■ YOUR OBJECTIVE: Where in the data below does the word "screenshot" appear? Copy each line that holds it.

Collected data
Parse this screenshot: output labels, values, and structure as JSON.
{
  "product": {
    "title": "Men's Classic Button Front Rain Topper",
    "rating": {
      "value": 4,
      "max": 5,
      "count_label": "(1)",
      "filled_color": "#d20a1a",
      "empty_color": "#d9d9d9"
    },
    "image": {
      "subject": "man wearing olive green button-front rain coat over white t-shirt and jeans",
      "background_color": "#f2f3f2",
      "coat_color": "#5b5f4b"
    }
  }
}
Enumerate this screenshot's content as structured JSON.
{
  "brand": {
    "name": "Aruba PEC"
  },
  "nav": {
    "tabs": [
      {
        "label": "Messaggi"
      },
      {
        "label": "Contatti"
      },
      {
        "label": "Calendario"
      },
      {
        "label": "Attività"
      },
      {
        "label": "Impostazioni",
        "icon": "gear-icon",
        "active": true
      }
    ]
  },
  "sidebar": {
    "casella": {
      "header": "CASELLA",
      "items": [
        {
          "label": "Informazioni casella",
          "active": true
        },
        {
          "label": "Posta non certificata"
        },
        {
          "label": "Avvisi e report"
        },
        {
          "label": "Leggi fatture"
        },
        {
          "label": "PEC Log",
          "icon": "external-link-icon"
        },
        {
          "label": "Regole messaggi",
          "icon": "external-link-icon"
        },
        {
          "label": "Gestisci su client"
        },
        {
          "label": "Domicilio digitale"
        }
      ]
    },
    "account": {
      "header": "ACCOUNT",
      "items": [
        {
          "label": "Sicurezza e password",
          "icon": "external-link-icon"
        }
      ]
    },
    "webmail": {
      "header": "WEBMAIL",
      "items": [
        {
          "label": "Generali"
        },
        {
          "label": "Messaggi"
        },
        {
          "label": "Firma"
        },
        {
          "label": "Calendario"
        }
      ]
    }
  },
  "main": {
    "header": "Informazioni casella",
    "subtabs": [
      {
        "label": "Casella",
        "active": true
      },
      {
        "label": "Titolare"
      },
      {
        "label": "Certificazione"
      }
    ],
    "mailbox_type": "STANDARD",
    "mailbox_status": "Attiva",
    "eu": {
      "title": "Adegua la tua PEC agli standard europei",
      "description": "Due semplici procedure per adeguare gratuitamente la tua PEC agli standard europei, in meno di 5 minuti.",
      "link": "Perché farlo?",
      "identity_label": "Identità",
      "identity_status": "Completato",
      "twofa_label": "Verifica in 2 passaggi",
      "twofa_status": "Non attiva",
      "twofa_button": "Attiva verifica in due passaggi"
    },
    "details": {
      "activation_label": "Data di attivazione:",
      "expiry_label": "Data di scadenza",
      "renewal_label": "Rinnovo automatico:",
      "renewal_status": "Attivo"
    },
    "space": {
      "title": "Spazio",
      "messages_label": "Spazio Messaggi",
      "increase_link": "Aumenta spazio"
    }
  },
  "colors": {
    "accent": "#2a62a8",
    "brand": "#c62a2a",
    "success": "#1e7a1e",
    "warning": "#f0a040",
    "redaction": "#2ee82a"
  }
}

■ RESPONSE BELOW:
Parse this screenshot: output labels, values, and structure as JSON.
Enumerate this screenshot's content as structured JSON.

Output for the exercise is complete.